A 44-year old NYC worker was performing renovation work when he had a scaffolding accident. When the accident happened he was applying masking tape to windows of a residential building. This was to prepare for stripping and relacquering of brass components on the building’s façade. He was performing this work atop a six-foot aluminum rolling scaffold. While he was applying the tape, one of the boards that made up the floor of the scaffold slid backwards. Due to this, the worker fell from a height and was injured.
The Liability Portion of the Scaffolding Accident Case
The injured worker brought a lawsuit against the owner of the premises for his NYC scaffolding accident. Following discovery phase of litigation, the worker asked the court find the owner liable for violating New York’s Labor Law. He argued that when he was working at an elevated height on a scaffold, he was not provided safety equipment to prevent the slipping of the scaffold or to prevent his fall. The injured construction worker further stated the scaffold his employer owned was improperly secured. This caused his fall. As such he is a person that should be protected under Labor Law § 240. Under this law, an owner is strictly liable for his injuries under this statute.
The owner opposed this request. It argued the worker was engaged in “routine maintenance” work (which is not protected work under Construction Law). The owner claimed the worker’s job at the time of the incident did not require specialized equipment and was not related to a larger construction, renovation, or repair project. The owner also argued falling six to seven feet is not a significant elevation risk under Labor Law § 240.
The Court’s Decision
The Court granted the injured worker’s request. The Court said the worker was engaged in the covered work of “cleaning” at the time of his NYC scaffolding accident. He was “cleaning” because he was refinishing brass metal bands on the building façade. He was not doing routine maintenance of the brass metal bands at the time of his accident. There was no evidence submitted that the stripping and relacquering of the brass components was something that needed to be performed on a routine basis. In fact, the evidence demonstrated that this was a specialized cleaning work. As the construction worker was performing protected work at the time of his accident, the owner was required to provide him protection from height related risks, which they failed to do in this instance.
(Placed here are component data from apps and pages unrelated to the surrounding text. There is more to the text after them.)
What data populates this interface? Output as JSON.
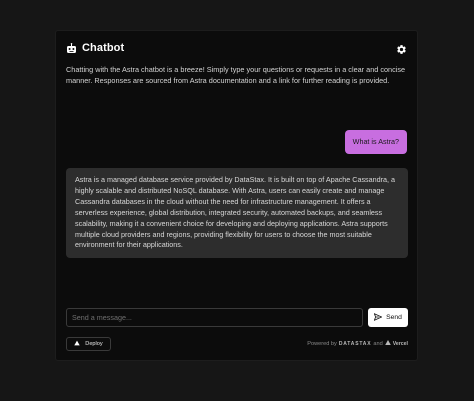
{
  "header": {
    "title": "Chatbot",
    "icon": "robot-icon",
    "settings_icon": "gear-icon"
  },
  "intro_text": "Chatting with the Astra chatbot is a breeze! Simply type your questions or requests in a clear and concise manner. Responses are sourced from Astra documentation and a link for further reading is provided.",
  "messages": [
    {
      "role": "user",
      "text": "What is Astra?"
    },
    {
      "role": "assistant",
      "text": "Astra is a managed database service provided by DataStax. It is built on top of Apache Cassandra, a highly scalable and distributed NoSQL database. With Astra, users can easily create and manage Cassandra databases in the cloud without the need for infrastructure management. It offers a serverless experience, global distribution, integrated security, automated backups, and seamless scalability, making it a convenient choice for developing and deploying applications. Astra supports multiple cloud providers and regions, providing flexibility for users to choose the most suitable environment for their applications."
    }
  ],
  "input": {
    "placeholder": "Send a message...",
    "value": ""
  },
  "send_button": {
    "label": "Send",
    "icon": "send-icon"
  },
  "deploy_button": {
    "label": "Deploy",
    "icon": "triangle-up-icon"
  },
  "footer": {
    "powered_by": "Powered by",
    "brand_1": "DATASTAX",
    "and": "and",
    "brand_2": "Vercel",
    "vercel_icon": "vercel-triangle-icon"
  },
  "colors": {
    "background": "#161616",
    "panel": "#0c0c0c",
    "user_bubble": "#c86ee0",
    "assistant_bubble": "#2d2d2d"
  }
}
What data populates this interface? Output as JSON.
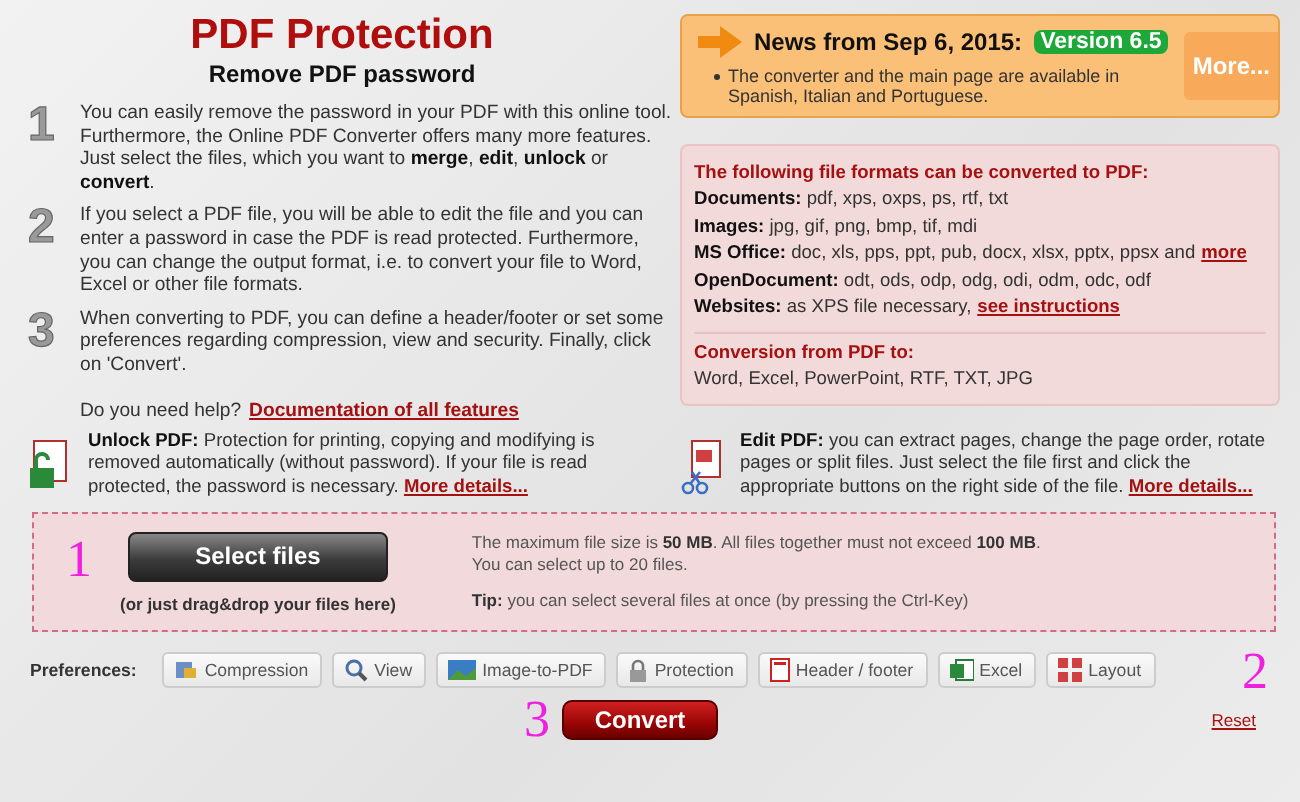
{
  "header": {
    "title": "PDF Protection",
    "subtitle": "Remove PDF password"
  },
  "steps": [
    {
      "number": "1",
      "text": "You can easily remove the password in your PDF with this online tool. Furthermore, the Online PDF Converter offers many more features. Just select the files, which you want to **merge**, **edit**, **unlock** or **convert**."
    },
    {
      "number": "2",
      "text": "If you select a PDF file, you will be able to edit the file and you can enter a password in case the PDF is read protected. Furthermore, you can change the output format, i.e. to convert your file to Word, Excel or other file formats."
    },
    {
      "number": "3",
      "text": "When converting to PDF, you can define a header/footer or set some preferences regarding compression, view and security. Finally, click on 'Convert'."
    }
  ],
  "help": {
    "text": "Do you need help?",
    "link": "Documentation of all features"
  },
  "news": {
    "title": "News from Sep 6, 2015:",
    "badge": "Version 6.5",
    "items": [
      "The converter and the main page are available in Spanish, Italian and Portuguese."
    ],
    "more": "More..."
  },
  "formats": {
    "heading": "The following file formats can be converted to PDF:",
    "rows": [
      {
        "label": "Documents:",
        "text": "pdf, xps, oxps, ps, rtf, txt"
      },
      {
        "label": "Images:",
        "text": "jpg, gif, png, bmp, tif, mdi"
      },
      {
        "label": "MS Office:",
        "text": "doc, xls, pps, ppt, pub, docx, xlsx, pptx, ppsx and",
        "link": "more"
      },
      {
        "label": "OpenDocument:",
        "text": "odt, ods, odp, odg, odi, odm, odc, odf"
      },
      {
        "label": "Websites:",
        "text": "as XPS file necessary,",
        "link": "see instructions"
      }
    ],
    "conversion_heading": "Conversion from PDF to:",
    "conversion_text": "Word, Excel, PowerPoint, RTF, TXT, JPG"
  },
  "features": [
    {
      "kind": "unlock",
      "title": "Unlock PDF:",
      "text": "Protection for printing, copying and modifying is removed automatically (without password). If your file is read protected, the password is necessary.",
      "link": "More details..."
    },
    {
      "kind": "edit",
      "title": "Edit PDF:",
      "text": "you can extract pages, change the page order, rotate pages or split files. Just select the file first and click the appropriate buttons on the right side of the file.",
      "link": "More details..."
    }
  ],
  "upload": {
    "button": "Select files",
    "hint": "(or just drag&drop your files here)",
    "info": [
      "The maximum file size is **50 MB**. All files together must not exceed **100 MB**.",
      "You can select up to 20 files."
    ],
    "tip_label": "Tip:",
    "tip": "you can select several files at once (by pressing the Ctrl-Key)"
  },
  "preferences": {
    "label": "Preferences:",
    "buttons": [
      {
        "kind": "compression",
        "label": "Compression"
      },
      {
        "kind": "view",
        "label": "View"
      },
      {
        "kind": "image",
        "label": "Image-to-PDF"
      },
      {
        "kind": "protection",
        "label": "Protection"
      },
      {
        "kind": "header",
        "label": "Header / footer"
      },
      {
        "kind": "excel",
        "label": "Excel"
      },
      {
        "kind": "layout",
        "label": "Layout"
      }
    ]
  },
  "convert": "Convert",
  "reset": "Reset",
  "annotations": [
    "1",
    "2",
    "3"
  ]
}
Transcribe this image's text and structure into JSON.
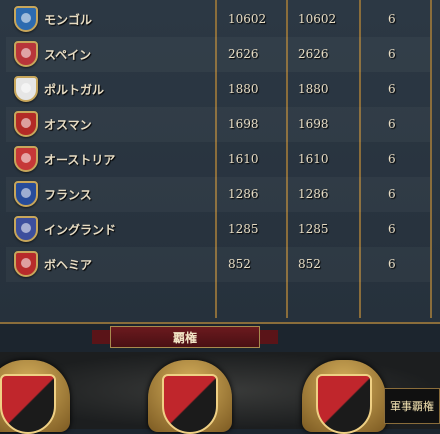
{
  "rows": [
    {
      "name": "モンゴル",
      "v1": "10602",
      "v2": "10602",
      "v3": "6",
      "color": "#2d6bb0",
      "shield_icon": "blue-shield-icon"
    },
    {
      "name": "スペイン",
      "v1": "2626",
      "v2": "2626",
      "v3": "6",
      "color": "#b8353a",
      "shield_icon": "red-yellow-shield-icon"
    },
    {
      "name": "ポルトガル",
      "v1": "1880",
      "v2": "1880",
      "v3": "6",
      "color": "#e6e6e6",
      "shield_icon": "white-blue-shield-icon"
    },
    {
      "name": "オスマン",
      "v1": "1698",
      "v2": "1698",
      "v3": "6",
      "color": "#b22a26",
      "shield_icon": "crescent-shield-icon"
    },
    {
      "name": "オーストリア",
      "v1": "1610",
      "v2": "1610",
      "v3": "6",
      "color": "#c63838",
      "shield_icon": "red-white-shield-icon"
    },
    {
      "name": "フランス",
      "v1": "1286",
      "v2": "1286",
      "v3": "6",
      "color": "#274c9a",
      "shield_icon": "fleur-de-lis-shield-icon"
    },
    {
      "name": "イングランド",
      "v1": "1285",
      "v2": "1285",
      "v3": "6",
      "color": "#3d4f9d",
      "shield_icon": "quartered-shield-icon"
    },
    {
      "name": "ボヘミア",
      "v1": "852",
      "v2": "852",
      "v3": "6",
      "color": "#b72b2b",
      "shield_icon": "lion-shield-icon"
    }
  ],
  "banner": {
    "label": "覇権"
  },
  "tooltip": {
    "label": "軍事覇権"
  },
  "crests": [
    "military-crest-icon",
    "trade-crest-icon",
    "culture-crest-icon"
  ]
}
The owner appealed the Court’s decision and the appellate court affirmed the lower Court’s decision.
The Damages Portion of the Scaffolding Accident Case
This case proceeded to trial on the issue of damages the worker suffered as a result of his NYC scaffolding accident. Before trial, the two sides engaged in settlement negotiations. The worker submitted evidence showing bulges in his back and neck at T7-8, C4-5 and C5-6. An MRI confirmed his injuries. His attorneys claimed his injuries would permanently cause extensive pain and limitations. As a result of these injuries, the worker missed an initial three-month period from work. He had about three years of physical therapy. The injured worker then had a second scaffold fall. The worker claimed the second accident injured the same parts of his body as those injured in his first accident.
Subsequently he had surgery to his back and neck. He stopped working a few months after the second fall. He submitted evidence that he was earning approximately $60,000 per year at the time.
The owner argued that any permanent injury and inability to work was related to the second accident only. The worker argued his first accident affected his ability to work. This was even if the second accident aggravated his injuries. He further argued the ankle sprain from the first accident caused difficulty ambulating and extensive pain. He required surgery before the second accident occurred. The case finally settled for $2,900,000 before trial.
If you or someone you know has been the victim of a NYC scaffolding accident, please reach out to us for a free legal consultation by calling us 24/7 at 212– 514–5100, emailing me at [email protected], or visiting our law firm in lower Manhattan (42 Broadway, Suite 1927).